There are ways for parents who aren't tech-savvy or big social media users to be involved with their children's activities online, without being constant monitors of every little thing. There are tools to help your children protect themselves from many forms of abuse and help them understand the consequences for what may seem like a harmless prank or a quick post for attention. There are even ways for teachers to promote positive behavior while continuing to engage those students through these social networks, as well as enforce common-sense privacy and anti-bullying procedures created by the school.

Best Practices for staying safe on social media

Russell Holly

Russell is a Contributing Editor at iMore. He's a passionate futurist whose trusty iPad mini is never far from reach. You can usually find him chasing the next tech trend, much to the pain of his wallet. Reach out on Twitter!

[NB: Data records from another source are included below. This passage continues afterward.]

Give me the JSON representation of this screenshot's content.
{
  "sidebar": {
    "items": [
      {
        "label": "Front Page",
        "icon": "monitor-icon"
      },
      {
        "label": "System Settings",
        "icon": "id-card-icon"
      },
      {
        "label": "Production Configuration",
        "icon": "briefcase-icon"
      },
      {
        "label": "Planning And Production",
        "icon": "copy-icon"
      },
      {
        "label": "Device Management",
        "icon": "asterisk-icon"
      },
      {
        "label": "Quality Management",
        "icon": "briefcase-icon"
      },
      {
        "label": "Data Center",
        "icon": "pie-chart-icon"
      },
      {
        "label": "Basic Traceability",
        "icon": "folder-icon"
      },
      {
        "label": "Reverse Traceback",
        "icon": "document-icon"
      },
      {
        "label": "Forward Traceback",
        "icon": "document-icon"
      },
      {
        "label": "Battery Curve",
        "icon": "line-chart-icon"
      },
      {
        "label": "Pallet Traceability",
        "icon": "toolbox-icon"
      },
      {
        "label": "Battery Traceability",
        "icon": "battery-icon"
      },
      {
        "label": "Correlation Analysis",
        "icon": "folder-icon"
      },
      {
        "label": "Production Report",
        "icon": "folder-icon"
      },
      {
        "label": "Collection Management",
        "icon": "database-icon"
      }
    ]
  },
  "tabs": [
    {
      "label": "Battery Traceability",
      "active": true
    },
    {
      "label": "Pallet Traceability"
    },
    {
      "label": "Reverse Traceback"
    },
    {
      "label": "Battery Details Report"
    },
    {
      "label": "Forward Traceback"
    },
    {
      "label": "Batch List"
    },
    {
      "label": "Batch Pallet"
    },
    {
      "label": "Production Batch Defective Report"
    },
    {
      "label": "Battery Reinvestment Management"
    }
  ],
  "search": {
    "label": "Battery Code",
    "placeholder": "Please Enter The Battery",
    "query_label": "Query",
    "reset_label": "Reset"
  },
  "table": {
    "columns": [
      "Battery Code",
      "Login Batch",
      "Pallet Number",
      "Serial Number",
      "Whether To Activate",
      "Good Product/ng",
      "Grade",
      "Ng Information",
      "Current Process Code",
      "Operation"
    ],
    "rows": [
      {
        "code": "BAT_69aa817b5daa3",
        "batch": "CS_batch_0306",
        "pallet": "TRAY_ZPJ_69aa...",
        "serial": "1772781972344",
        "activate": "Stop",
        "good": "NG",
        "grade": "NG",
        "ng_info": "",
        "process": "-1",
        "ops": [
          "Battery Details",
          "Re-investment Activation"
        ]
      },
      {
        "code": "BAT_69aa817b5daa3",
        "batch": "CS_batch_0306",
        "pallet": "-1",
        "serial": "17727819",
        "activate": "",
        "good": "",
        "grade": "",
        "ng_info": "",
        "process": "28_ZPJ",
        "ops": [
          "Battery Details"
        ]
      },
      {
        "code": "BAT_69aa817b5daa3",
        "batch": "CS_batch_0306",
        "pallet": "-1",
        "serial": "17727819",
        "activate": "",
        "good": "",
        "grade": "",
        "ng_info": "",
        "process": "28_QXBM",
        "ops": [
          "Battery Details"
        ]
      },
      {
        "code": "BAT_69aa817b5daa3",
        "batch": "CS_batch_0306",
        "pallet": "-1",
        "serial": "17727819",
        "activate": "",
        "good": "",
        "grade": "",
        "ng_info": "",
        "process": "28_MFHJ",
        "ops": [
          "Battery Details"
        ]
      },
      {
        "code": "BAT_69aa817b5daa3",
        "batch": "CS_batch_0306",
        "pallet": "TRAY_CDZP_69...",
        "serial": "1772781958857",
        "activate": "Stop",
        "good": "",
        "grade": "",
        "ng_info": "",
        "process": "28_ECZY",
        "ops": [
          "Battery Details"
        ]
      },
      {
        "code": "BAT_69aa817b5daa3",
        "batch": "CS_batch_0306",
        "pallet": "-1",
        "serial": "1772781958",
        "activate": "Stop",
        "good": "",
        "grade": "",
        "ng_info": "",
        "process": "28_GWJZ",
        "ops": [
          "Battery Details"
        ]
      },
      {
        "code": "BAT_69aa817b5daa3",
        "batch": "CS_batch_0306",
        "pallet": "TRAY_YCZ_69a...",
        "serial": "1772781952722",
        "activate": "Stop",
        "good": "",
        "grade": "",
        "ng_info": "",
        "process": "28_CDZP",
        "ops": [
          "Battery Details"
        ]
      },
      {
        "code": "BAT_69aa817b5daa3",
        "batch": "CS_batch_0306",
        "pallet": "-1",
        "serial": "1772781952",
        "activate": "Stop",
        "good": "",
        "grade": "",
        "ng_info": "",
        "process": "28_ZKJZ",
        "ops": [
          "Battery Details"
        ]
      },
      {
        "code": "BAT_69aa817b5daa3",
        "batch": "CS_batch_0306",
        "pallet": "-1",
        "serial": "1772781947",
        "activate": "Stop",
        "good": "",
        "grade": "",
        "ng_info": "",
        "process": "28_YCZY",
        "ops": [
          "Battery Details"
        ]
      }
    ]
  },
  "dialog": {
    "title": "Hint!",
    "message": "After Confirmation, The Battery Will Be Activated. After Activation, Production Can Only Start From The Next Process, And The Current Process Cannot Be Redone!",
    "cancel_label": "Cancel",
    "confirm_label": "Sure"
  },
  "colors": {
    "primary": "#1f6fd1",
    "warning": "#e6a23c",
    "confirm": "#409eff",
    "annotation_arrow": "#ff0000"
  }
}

  • Russell, you and your family have don the right thing. Instagram and Twitter have not. The only way for these social networks to abide b y their own terms is to publicly shame them too. Make sure your, school, its administrators, and parents complain loudly and regularly to these social behemoths. You have a bully pulpit. Ask Jack Ramsey and Zuckerberg what they're going to do. Ask every day.
  • I agree you did the right thing. Thankfully my son's (private) school does not allow phones to be carried around. Kids check them in in the morning. Not that some kid can't have 2 phones, 1 did and was suspended for breaking the rules. I speak regularly with my teen about the dangers of social media. I'm sure he's only listening half the time, but we need to educate our kids about these dangers not pretend they don't exist.
  • As good as all the web and these apps are, there is always a dark side and its quite frightening out there. A BBC journalist Stacey Dooley just did a special investigation this past month in the UK showing how children are using Instagram to buy and sell drugs. Even many under age children were being recruited by the dealers to use the app to target the children. I like apps like Periscope also for mainly following certain people like a certain BBC professor who does tours of ancient ruins and things. Also on there though you will see pre-teen children exposing themselves and I will repeatedly report it to Periscope and just get a automated reply and when I try to reach anyone there to take down the account they just ignore me. Stacey went through the same trying to contact anyone at Instagram. She showed how other apps like Snap are not any better. I can't imagine growing up these days. As much as the benefits come from being able to reach a child, there are also so many dangers. So many men are preying on children. Always asking them for the Insta/Snap once they see them online. Quite sickening.
  • I think at a level the parents have to hold the most responsibility here. We as parents can't expect the world to raise our kids and make sure they are respectful online. I can't expect outside sources to shelter what my child sees and experiences away from me. All I can do is raise them to be respectful and kind. Another child did this to the child in this article. Not Twitter or Instagram. Parents have to monitor their child's activity and have conversations about bullying and things like this. I can't go yelling at the schools or social media platforms for the actions of another parents child.